Ruling the Littoral
Navy begins fielding the mission packages that will
give the new fleet of Littoral Combat Ships its bite
By DANIEL P. TAYLOR, Special Correspondent
Addressing the Irregular Threat
The MCM mission package costs
$89.4 million, the SUW package
costs $19.6 million and there is not
yet a price tag for the ASW package,
according to NAVSEA.
“These costs are pending the
upcoming updates of the program
manager and service cost estimates,”
the statement said.
The Navy plans to buy 24 SUW
mission packages, 24 MCM packages and 16 ASW packages for the
In terms of technological difficulty, the MCM is particularly challenging in that there is “no one system
that can detect, identify, classify and
neutralize sea mines,” according to
the NAVSEA statement. “Rather, the MCM mission package requires several systems to detect, classify and neutralize mines.

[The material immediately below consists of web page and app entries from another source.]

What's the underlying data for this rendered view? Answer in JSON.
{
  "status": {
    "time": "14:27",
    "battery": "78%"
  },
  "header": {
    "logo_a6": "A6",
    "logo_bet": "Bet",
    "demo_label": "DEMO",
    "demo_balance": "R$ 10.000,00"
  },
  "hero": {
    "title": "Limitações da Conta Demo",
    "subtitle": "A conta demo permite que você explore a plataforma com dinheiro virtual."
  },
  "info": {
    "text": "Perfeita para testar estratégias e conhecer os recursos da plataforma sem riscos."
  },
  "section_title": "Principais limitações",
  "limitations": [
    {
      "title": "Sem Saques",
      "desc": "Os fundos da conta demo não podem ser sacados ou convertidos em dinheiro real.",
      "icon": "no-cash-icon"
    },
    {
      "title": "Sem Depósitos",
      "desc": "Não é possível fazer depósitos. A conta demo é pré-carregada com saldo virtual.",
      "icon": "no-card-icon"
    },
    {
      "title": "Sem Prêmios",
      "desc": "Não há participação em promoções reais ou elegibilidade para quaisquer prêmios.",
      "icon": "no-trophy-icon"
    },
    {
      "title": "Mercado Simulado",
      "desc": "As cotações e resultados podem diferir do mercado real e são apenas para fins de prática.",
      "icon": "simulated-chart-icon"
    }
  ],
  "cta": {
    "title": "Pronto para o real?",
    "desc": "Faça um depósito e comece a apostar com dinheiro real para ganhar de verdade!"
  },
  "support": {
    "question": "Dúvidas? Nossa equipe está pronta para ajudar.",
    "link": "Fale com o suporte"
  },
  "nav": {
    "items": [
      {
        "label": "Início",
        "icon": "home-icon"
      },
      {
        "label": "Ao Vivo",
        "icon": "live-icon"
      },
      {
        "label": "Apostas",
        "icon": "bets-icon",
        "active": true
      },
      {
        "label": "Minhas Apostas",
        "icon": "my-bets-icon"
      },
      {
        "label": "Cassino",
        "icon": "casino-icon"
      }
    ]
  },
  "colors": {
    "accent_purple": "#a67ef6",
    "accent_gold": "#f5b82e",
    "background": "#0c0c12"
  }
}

The ocean environment ... adds to the difficulty for the MCM mission systems.
“Add to that the complexity and danger involved in
detecting, locating, identifying and neutralizing sea
mines, and you can understand the statement that the
mine warfare mission and the MCM mission package
are particularly challenging,” NAVSEA said.
Once the Navy has mastered the technology behind
the mission package, it will mark a “major step toward
achieving the Navy’s goal of providing organic mine
countermeasures for strike groups,” the statement
As LCSs join the fleet, the Navy plans to have them
assume more responsibilities for MCM missions, and
in a way that is “significantly different” from how it is
done today by legacy minehunters and sweepers,
according to NAVSEA. Instead of operating in a minefield, the LCS will be able to use offboard manned and
unmanned surface and undersea vehicles to deal with
threats while remaining at a safe distance.
Work continues on the three types of specific mission packages
that will allow the Navy’s planned fleet of 55 Littoral Combat
Ships to be flexible enough to handle mine countermeasure, anti-submarine warfare or surface warfare operations.
; At least one of each of the packages has been delivered, and
more are on the way.
; Work on the mine countermeasures package has been particularly challenging because there is “no one system that can detect,
identify, classify and neutralize sea mines.”
; Each mission package will evolve as technology improves and
new weapons and sensors become available.
The Littoral Combat Ship (LCS) marks a sea- change in the kind of fleet the Navy is build- ing, as it transitions some of its focus from
blue water to the littoral environment to address the
irregular warfare threat. The service plans to build 55
LCSs, which are intended to be flexible enough to handle three major mission areas — mine countermeasures (MCM), anti-submarine warfare (ASW) and surface warfare (SUW) — using mission packages (MPs)
specifically designed for each task.
With the Lockheed Martin and Austal USA industry
teams each having delivered their first ships, and the
third through sixth vessels now under construction, the
Navy and Northrop Grumman are hard at work making
sure the missions packages stay on schedule.
So far, two MCM packages have been delivered, with
another set for this fiscal year and a fourth in fiscal 2013.
One ASW package has been delivered, with a second set
for fiscal 2016, and Northrop has delivered two SUW
packages, with two more scheduled for next year,
according to a Naval Sea Systems Command statement
provided to Seapower by spokesman Chris Johnson.